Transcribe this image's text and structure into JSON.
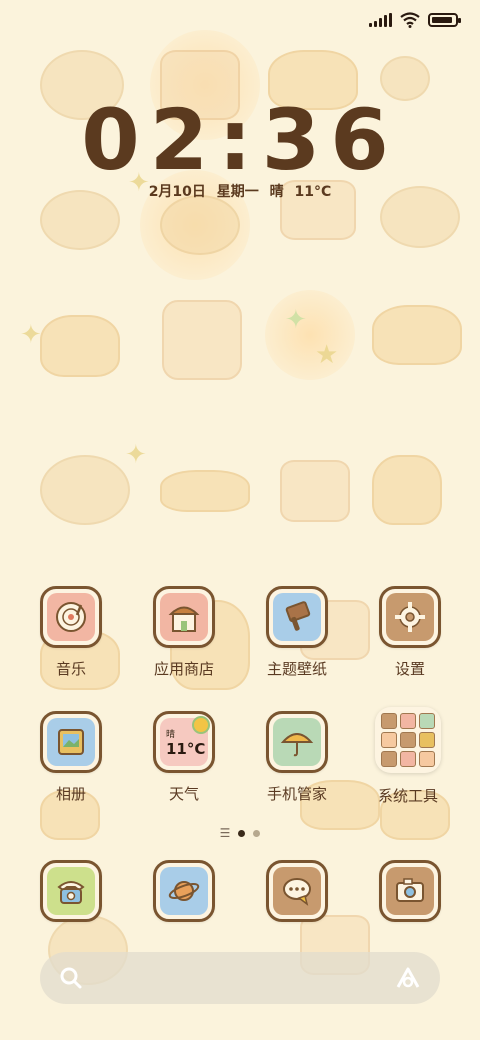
{
  "status_bar": {
    "signal_icon": "signal-icon",
    "wifi_icon": "wifi-icon",
    "battery_icon": "battery-icon",
    "battery_level": 0.9
  },
  "clock": {
    "time": "02:36",
    "date": "2月10日",
    "weekday": "星期一",
    "weather": "晴",
    "temperature": "11°C"
  },
  "apps_row1": [
    {
      "label": "音乐",
      "icon": "music-disc-icon"
    },
    {
      "label": "应用商店",
      "icon": "store-icon"
    },
    {
      "label": "主题壁纸",
      "icon": "paintbrush-icon"
    },
    {
      "label": "设置",
      "icon": "gear-icon"
    }
  ],
  "apps_row2": [
    {
      "label": "相册",
      "icon": "photo-icon"
    },
    {
      "label": "天气",
      "icon": "weather-icon",
      "widget_condition": "晴",
      "widget_temp": "11°C"
    },
    {
      "label": "手机管家",
      "icon": "umbrella-icon"
    },
    {
      "label": "系统工具",
      "icon": "folder-icon"
    }
  ],
  "page_indicator": {
    "pages": 2,
    "active": 1
  },
  "dock": [
    {
      "icon": "phone-icon"
    },
    {
      "icon": "browser-planet-icon"
    },
    {
      "icon": "message-icon"
    },
    {
      "icon": "camera-icon"
    }
  ],
  "search": {
    "search_icon": "search-icon",
    "assistant_icon": "assistant-icon"
  },
  "colors": {
    "background": "#fbf3dc",
    "clock_text": "#5b3a1f",
    "icon_border": "#7a5530"
  }
}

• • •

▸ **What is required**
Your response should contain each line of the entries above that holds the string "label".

▸ **Worked solution**
      "label": "音乐",
      "label": "应用商店",
      "label": "主题壁纸",
      "label": "设置",
      "label": "相册",
      "label": "天气",
      "label": "手机管家",
      "label": "系统工具",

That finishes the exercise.